The European Commission has cleared the anti-trust hurdle for Dow Chemical Company's proposed acquisition of Rohm and Haas Co as the commission found it compatible with the European common market.
Dow Chemical, however, does not seem to be interested in the $18-billion Rohm & Haas acquisition, sources close to the developments said.
With the EC approval, Dow and Rohm only need clearance from the US Federal Trade Commission to close the deal. Analysts expect the FTC also won't stand in the way either.
Dow has only till 10 January to close the deal. If the merger is delayed, Dow will be forced to pay a "ticking fee" of $100 million per month to compensate Rohm shareholders.
Dow may not be able to fund the acquisition as it may find it difficult to raise money after a Kuwaiti government's last-minute decision to back out of a joint venture with the company's plastics' unit in West Asia.

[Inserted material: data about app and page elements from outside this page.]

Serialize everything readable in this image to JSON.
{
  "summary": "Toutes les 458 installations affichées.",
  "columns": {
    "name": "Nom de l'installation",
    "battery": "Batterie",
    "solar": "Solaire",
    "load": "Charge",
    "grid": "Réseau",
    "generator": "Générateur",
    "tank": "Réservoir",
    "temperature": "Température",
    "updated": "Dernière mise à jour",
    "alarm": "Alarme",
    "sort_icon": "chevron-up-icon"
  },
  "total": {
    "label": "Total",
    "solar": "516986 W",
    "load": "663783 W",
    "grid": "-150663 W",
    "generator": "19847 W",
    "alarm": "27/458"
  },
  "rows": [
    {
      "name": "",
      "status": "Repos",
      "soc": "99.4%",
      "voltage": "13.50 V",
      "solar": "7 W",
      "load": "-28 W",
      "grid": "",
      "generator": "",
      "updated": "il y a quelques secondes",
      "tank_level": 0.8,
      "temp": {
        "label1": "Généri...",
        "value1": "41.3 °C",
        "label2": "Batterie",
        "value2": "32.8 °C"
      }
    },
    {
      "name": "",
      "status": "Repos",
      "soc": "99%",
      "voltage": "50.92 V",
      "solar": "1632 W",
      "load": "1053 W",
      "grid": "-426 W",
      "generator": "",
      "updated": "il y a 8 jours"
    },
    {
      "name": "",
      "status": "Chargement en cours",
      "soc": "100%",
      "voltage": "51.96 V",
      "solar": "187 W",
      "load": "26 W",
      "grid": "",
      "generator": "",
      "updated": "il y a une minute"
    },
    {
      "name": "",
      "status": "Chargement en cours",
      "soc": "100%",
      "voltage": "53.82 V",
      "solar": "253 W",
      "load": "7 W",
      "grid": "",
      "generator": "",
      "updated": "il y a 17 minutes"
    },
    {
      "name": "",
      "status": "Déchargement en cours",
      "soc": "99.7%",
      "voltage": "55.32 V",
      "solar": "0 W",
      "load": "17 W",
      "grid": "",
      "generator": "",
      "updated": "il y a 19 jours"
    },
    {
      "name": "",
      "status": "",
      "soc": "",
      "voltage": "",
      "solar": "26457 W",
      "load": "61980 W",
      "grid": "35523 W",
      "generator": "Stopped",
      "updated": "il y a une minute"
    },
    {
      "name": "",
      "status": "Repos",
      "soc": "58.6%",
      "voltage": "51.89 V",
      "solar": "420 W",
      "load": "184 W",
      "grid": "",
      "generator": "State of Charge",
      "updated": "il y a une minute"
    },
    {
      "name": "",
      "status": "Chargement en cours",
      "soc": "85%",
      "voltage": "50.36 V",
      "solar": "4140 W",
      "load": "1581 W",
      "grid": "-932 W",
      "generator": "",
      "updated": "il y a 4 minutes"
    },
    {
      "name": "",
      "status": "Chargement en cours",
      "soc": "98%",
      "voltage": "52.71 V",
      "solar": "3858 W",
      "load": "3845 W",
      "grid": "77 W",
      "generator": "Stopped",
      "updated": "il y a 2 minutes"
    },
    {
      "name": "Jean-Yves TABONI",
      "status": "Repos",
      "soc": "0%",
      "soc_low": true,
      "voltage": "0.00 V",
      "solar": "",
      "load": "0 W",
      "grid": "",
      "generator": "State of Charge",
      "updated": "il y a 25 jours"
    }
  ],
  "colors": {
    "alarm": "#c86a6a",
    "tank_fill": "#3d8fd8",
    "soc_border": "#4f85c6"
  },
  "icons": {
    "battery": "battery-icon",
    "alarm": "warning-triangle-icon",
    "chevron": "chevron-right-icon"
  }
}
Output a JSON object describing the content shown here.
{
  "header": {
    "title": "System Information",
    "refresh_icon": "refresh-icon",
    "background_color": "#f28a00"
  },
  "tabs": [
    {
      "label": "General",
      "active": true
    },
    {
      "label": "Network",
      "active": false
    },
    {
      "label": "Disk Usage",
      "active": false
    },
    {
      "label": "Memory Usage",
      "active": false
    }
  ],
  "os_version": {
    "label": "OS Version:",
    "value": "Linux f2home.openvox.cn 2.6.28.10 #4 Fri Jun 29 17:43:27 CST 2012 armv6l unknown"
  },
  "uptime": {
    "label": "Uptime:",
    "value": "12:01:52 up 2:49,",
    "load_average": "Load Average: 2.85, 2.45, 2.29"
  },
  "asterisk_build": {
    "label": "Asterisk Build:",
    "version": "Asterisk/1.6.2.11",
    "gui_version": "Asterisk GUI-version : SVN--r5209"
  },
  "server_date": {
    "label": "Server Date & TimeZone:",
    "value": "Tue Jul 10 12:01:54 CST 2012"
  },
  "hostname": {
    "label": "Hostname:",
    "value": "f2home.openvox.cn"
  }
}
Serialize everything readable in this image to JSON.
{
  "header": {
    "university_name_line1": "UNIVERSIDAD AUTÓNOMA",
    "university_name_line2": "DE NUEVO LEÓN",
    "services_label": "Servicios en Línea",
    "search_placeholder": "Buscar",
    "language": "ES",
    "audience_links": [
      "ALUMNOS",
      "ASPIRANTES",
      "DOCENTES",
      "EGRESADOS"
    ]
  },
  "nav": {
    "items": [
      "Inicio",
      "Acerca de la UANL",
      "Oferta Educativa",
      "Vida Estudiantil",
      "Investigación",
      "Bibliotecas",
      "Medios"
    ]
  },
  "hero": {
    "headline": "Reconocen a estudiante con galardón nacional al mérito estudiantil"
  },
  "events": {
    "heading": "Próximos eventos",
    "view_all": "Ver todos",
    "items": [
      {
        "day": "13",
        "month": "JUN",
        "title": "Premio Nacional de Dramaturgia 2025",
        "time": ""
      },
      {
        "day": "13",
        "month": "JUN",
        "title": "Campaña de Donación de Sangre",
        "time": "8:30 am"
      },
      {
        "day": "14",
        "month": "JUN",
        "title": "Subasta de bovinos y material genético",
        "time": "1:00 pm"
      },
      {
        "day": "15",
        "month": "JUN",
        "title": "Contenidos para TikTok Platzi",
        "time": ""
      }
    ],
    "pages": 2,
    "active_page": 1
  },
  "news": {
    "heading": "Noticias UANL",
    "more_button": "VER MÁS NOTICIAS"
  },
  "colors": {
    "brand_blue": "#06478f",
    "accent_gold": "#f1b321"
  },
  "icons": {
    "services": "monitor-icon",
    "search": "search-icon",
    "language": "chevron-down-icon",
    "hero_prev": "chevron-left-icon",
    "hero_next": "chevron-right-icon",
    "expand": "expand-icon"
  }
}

Dow had hoped to raise a minimum of $7 billion from that joint venture to pay for the Rohm deal.
Dow is now trying sue the Kuwaiti government rather than stretch its own finances amidst tight money conditions and falling demand for its products (See: Dow Chemicals attempts to keep $15 billion bid for Rohm & Haas alive: report).
The regulators' has come as a setback for Dow as it binds it to the agreement. Had the regulators held back antitrust approval, Dow according to the agreement, could have walk away by paying a $750 million break-up fee.
The European Commission ruling, in fact, has taken away one chance of a lifeline from Dow Chemicals.
With annual sales of $54 billion and 46,000 employees worldwide, Dow is a diversified chemical company, offering a range of products and services to customers in around 160 countries.